In this project you will investigate techniques for efficiently representing and querying a dataset from a large online community, e.g. the stackexchange data dump (https://archive.org/details/stackexchange), with emphasis on modeling and analysing change over time. Some prior experience of graph databases (e.g. Neo4j) would be beneficial.
Handling Time Series data at scale
Many problems that are trivially solved for small systems, become a significant challenge when scaled up. Amongst these is handling time series data, such as samples of system metrics made for service monitoring purposes. In addition to sampling we consider counting event occurrences and analyzing logs.
The tasks of sampling, counting and analysis are normally tackled with systems utilizing relational database technology. Where it becomes technically challenging or expensive to meet the required scale or availability requirements with such solutions, nosql approaches may be employed. As part of this recent trend we see solutions such as openTSDB (sampling on HBase), rainbird/countandra (counting on Cassandra) and Hadoop (map/reduce for log analysis). Integration with monitoring/alerting systems (e.g. ganglia, nagios, RHQ) and with complex event processing systems (e.g. esper, Drools Fusion) may also be considered.
In this project you will work to create or extend one or more tool for handling time series data using nosql technologies, most likely cassandra and/or infinispan. Java based solutions will be preferred and candidates are expected to demonstrate a good grasp of Java programming. In addition, prior experience of a nosql system would be an advantage.
Web traffic analytics in the cloud
For may years Google Analytics has dominated the enterprise web traffic analysis market, by virtue of ease of use and competitive pricing. However, its capabilities are limited to largely pre-defined summary reports. As organisations become more aware of the potential of Big Data analytics and develop in-house skills in this area, bringing the web traffic analytics function back under their own control becomes both feasible and desirable.
However, there is a lack pre-packaged open source web log analytics software for them to use as a starting point. Existing solutions e.g. piwik are feature rich but based on relational database technology that does not scale sufficiently well for larger sites.
In this project you will develop a web analytics package capable of operating at scale.
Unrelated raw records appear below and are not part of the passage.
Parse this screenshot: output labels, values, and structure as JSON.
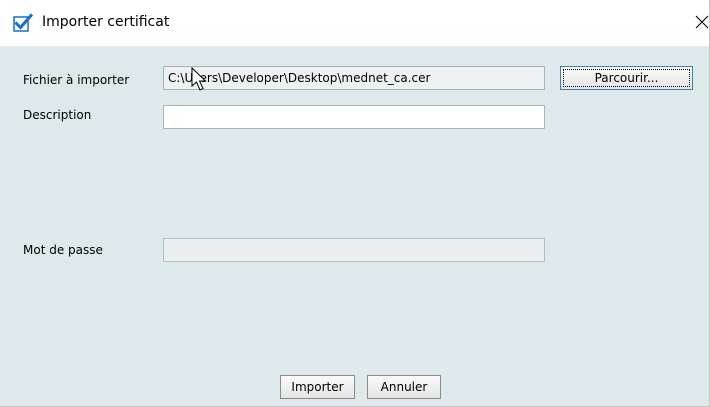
{
  "window": {
    "title": "Importer certificat"
  },
  "form": {
    "file_label": "Fichier à importer",
    "file_value": "C:\\Users\\Developer\\Desktop\\mednet_ca.cer",
    "browse_label": "Parcourir...",
    "description_label": "Description",
    "description_value": "",
    "password_label": "Mot de passe",
    "password_value": ""
  },
  "actions": {
    "import_label": "Importer",
    "cancel_label": "Annuler"
  },
  "icons": {
    "title": "checkbox-checked-icon",
    "close": "close-icon",
    "cursor": "mouse-pointer-icon"
  },
  "colors": {
    "content_bg": "#dde9ea",
    "accent": "#1a6fc4"
  }
}
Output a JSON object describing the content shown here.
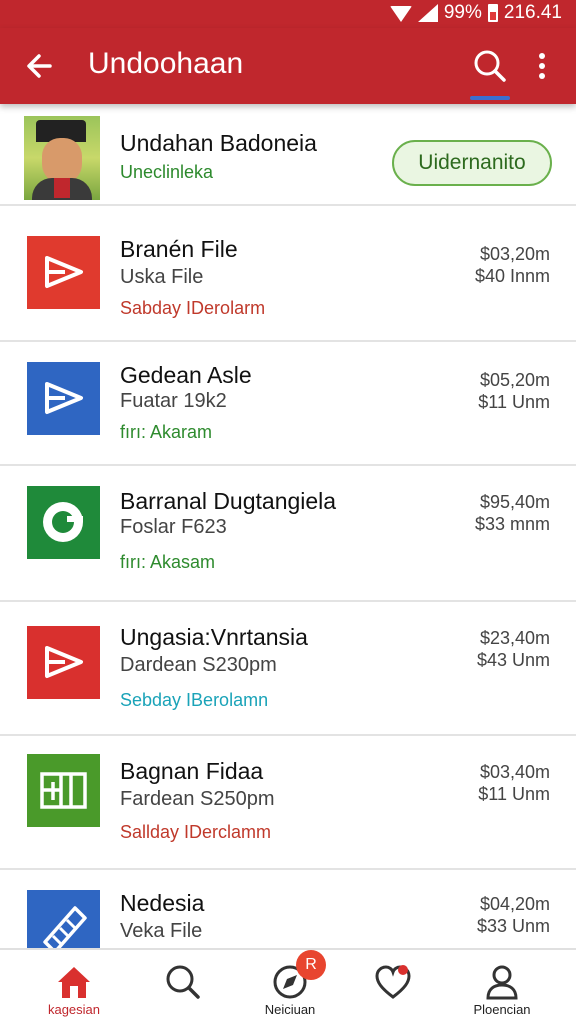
{
  "status_bar": {
    "battery": "99%",
    "time": "216.41"
  },
  "app_bar": {
    "title": "Undoohaan"
  },
  "header_item": {
    "title": "Undahan Badoneia",
    "subtitle": "Uneclinleka",
    "action_label": "Uidernanito"
  },
  "items": [
    {
      "title": "Branén File",
      "subtitle": "Uska File",
      "tag": "Sabday IDerolarm",
      "tag_color": "#c0392b",
      "price_1": "$03,20m",
      "price_2": "$40 Innm",
      "icon": "play-icon",
      "icon_bg": "#e03a2e"
    },
    {
      "title": "Gedean Asle",
      "subtitle": "Fuatar 19k2",
      "tag": "fırı: Akaram",
      "tag_color": "#2e8b2e",
      "price_1": "$05,20m",
      "price_2": "$11 Unm",
      "icon": "play-icon",
      "icon_bg": "#2f66c2"
    },
    {
      "title": "Barranal Dugtangiela",
      "subtitle": "Foslar F623",
      "tag": "fırı: Akasam",
      "tag_color": "#2e8b2e",
      "price_1": "$95,40m",
      "price_2": "$33 mnm",
      "icon": "circle-c-icon",
      "icon_bg": "#1f8a3a"
    },
    {
      "title": "Ungasia:Vnrtansia",
      "subtitle": "Dardean S230pm",
      "tag": "Sebday IBerolamn",
      "tag_color": "#1aa3b8",
      "price_1": "$23,40m",
      "price_2": "$43 Unm",
      "icon": "play-icon",
      "icon_bg": "#d9302e"
    },
    {
      "title": "Bagnan Fidaa",
      "subtitle": "Fardean S250pm",
      "tag": "Sallday IDerclamm",
      "tag_color": "#c0392b",
      "price_1": "$03,40m",
      "price_2": "$11 Unm",
      "icon": "grid-icon",
      "icon_bg": "#4a9a2a"
    },
    {
      "title": "Nedesia",
      "subtitle": "Veka File",
      "tag": "",
      "tag_color": "#c0392b",
      "price_1": "$04,20m",
      "price_2": "$33 Unm",
      "icon": "stapler-icon",
      "icon_bg": "#2f66c2"
    }
  ],
  "bottom_nav": [
    {
      "label": "kagesian",
      "icon": "home-icon",
      "active": true
    },
    {
      "label": "",
      "icon": "search-icon",
      "active": false
    },
    {
      "label": "Neiciuan",
      "icon": "compass-icon",
      "active": false,
      "badge": "R"
    },
    {
      "label": "",
      "icon": "heart-icon",
      "active": false
    },
    {
      "label": "Ploencian",
      "icon": "profile-icon",
      "active": false
    }
  ],
  "colors": {
    "primary": "#c0272d",
    "accent": "#3b6fd0"
  }
}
This may include reusing selected parts of existing solutions as well as utilising cloud services to store and process data. Relevant skills include web application and web service engineering, web UI design, nosql data storage and map/reduce data processing.